## ACTION ITEM
Where a line holds the word "start", copy that line from the data below.

## AVAILABLE RECORDS
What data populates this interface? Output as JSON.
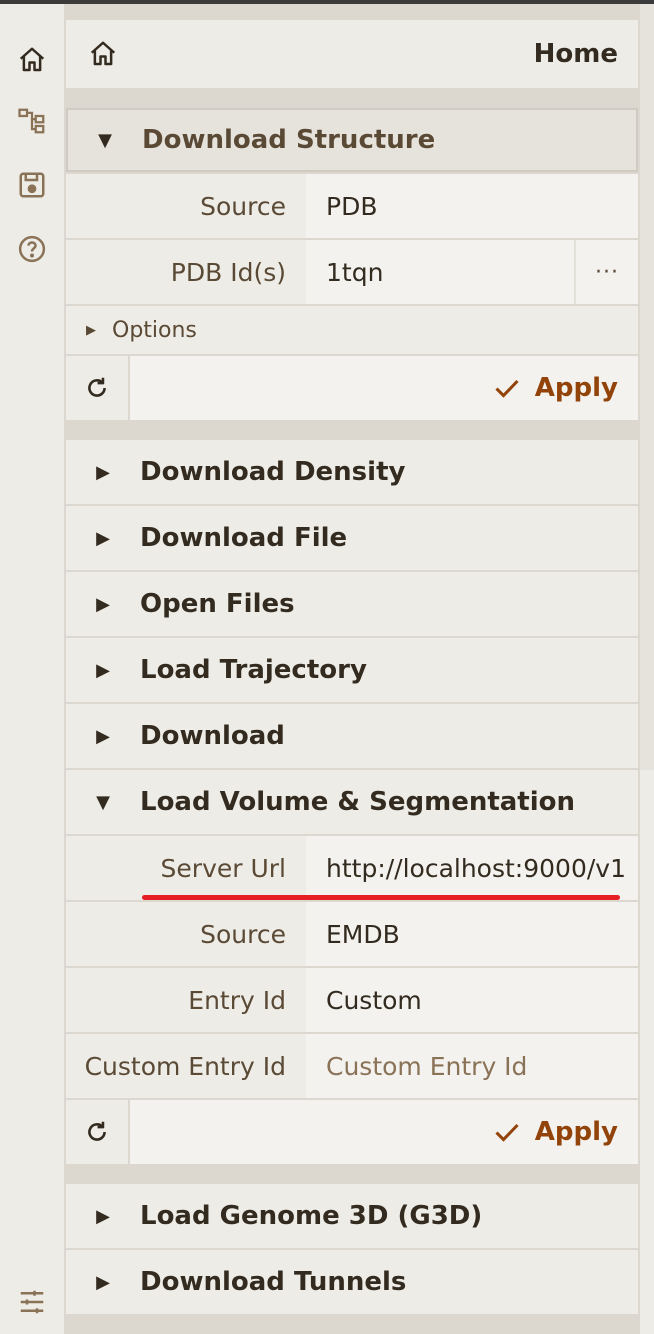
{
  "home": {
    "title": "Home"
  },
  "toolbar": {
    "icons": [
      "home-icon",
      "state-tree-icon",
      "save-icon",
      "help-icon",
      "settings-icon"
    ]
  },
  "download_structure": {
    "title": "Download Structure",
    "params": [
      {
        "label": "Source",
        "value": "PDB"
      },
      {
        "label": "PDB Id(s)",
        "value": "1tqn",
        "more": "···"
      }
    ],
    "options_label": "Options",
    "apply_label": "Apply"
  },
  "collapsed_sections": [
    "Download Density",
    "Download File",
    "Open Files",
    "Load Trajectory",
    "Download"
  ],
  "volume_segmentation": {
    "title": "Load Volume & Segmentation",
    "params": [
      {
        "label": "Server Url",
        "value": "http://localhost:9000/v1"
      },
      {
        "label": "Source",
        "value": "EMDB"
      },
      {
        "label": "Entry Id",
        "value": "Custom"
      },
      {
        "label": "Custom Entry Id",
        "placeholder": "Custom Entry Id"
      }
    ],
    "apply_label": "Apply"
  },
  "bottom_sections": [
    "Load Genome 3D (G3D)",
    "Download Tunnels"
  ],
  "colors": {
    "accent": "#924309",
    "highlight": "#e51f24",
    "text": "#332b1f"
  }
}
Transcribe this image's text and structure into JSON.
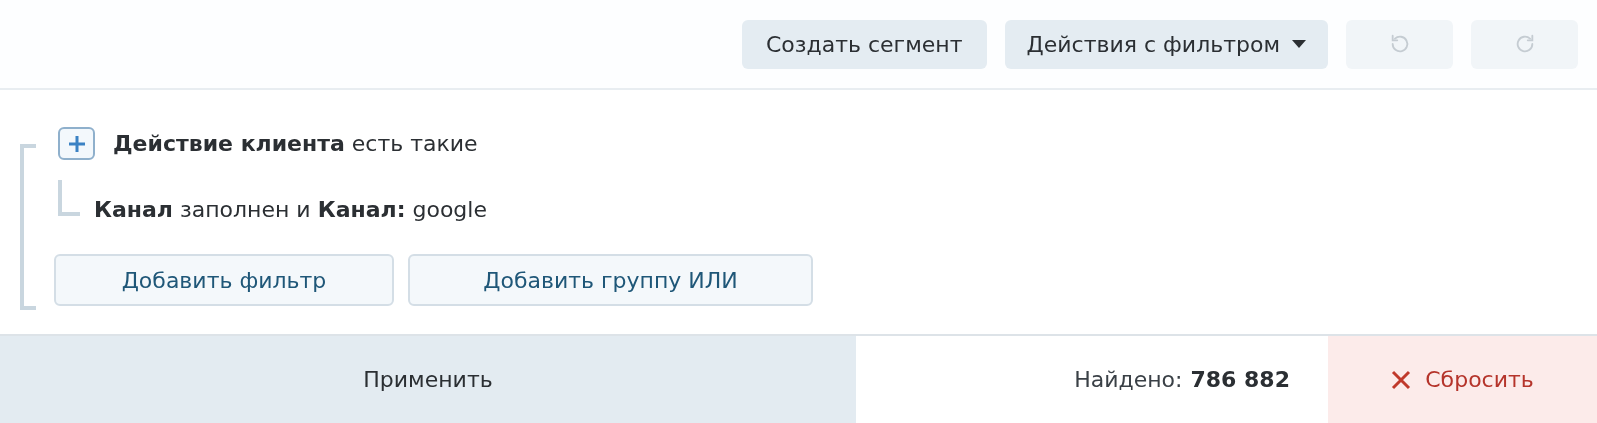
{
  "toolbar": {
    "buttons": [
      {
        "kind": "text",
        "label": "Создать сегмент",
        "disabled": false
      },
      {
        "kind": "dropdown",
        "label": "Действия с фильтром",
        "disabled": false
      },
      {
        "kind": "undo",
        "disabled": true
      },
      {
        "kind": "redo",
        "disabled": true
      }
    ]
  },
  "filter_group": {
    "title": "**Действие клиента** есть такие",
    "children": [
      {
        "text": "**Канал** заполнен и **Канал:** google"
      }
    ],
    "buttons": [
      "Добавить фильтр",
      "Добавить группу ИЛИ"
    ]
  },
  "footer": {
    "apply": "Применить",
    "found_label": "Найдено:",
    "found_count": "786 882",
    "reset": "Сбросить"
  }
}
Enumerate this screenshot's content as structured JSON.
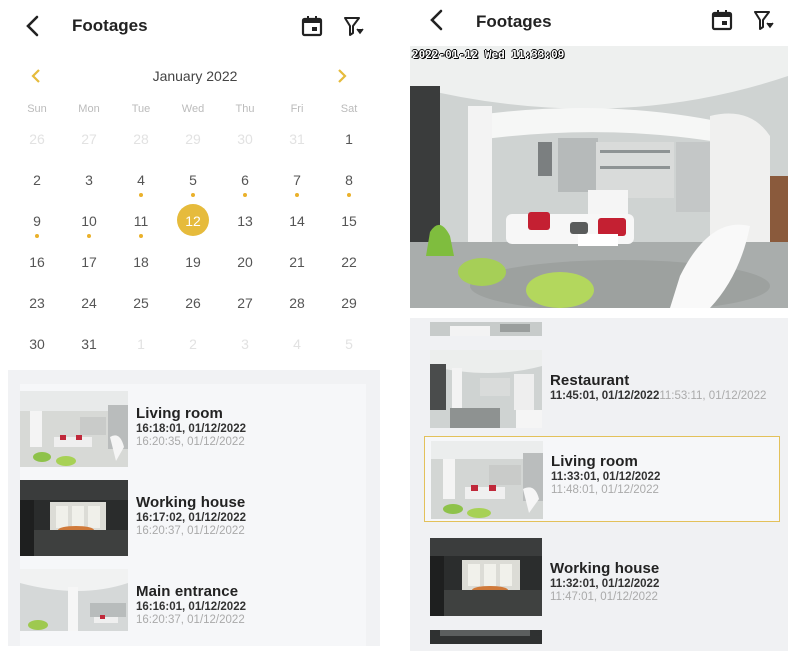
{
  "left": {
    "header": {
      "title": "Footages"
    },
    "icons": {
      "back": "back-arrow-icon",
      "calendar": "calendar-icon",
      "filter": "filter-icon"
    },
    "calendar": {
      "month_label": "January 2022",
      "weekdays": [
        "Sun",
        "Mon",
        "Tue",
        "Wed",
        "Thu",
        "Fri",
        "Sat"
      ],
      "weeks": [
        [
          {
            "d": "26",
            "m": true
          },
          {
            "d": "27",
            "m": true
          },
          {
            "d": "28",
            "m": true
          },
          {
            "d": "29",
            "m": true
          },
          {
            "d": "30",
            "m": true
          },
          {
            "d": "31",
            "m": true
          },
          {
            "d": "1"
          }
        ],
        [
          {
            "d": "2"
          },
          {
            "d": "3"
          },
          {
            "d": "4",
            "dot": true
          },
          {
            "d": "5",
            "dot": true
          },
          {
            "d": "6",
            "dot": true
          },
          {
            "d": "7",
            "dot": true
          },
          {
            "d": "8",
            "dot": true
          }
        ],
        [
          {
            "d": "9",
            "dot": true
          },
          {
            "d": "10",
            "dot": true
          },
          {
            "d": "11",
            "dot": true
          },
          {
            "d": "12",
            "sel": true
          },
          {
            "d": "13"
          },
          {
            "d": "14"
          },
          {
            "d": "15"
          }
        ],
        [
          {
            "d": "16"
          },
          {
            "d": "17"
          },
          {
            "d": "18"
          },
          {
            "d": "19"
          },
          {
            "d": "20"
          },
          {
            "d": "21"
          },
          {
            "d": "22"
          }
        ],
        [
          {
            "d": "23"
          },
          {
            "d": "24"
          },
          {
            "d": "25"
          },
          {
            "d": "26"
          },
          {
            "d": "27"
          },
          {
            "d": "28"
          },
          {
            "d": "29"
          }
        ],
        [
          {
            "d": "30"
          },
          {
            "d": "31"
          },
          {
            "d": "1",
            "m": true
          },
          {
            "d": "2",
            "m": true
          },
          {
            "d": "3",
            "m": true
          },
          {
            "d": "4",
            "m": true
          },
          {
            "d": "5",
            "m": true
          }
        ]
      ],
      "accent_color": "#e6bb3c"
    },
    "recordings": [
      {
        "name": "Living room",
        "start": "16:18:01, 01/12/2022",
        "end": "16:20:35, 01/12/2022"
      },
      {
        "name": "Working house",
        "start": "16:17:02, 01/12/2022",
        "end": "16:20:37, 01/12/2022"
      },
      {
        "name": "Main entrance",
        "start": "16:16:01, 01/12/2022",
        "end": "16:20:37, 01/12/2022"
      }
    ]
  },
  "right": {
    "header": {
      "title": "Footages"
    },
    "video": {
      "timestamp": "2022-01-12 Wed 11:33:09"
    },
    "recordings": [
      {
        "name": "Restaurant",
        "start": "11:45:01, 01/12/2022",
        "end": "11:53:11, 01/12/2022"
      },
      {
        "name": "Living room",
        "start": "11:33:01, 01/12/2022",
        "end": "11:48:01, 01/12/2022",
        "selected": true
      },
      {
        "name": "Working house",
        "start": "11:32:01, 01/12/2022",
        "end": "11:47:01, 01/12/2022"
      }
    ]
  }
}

## RESPONSE TO THE TASK
        "start": "16:18:01, 01/12/2022",
        "start": "16:17:02, 01/12/2022",
        "start": "16:16:01, 01/12/2022",
        "start": "11:45:01, 01/12/2022",
        "start": "11:33:01, 01/12/2022",
        "start": "11:32:01, 01/12/2022",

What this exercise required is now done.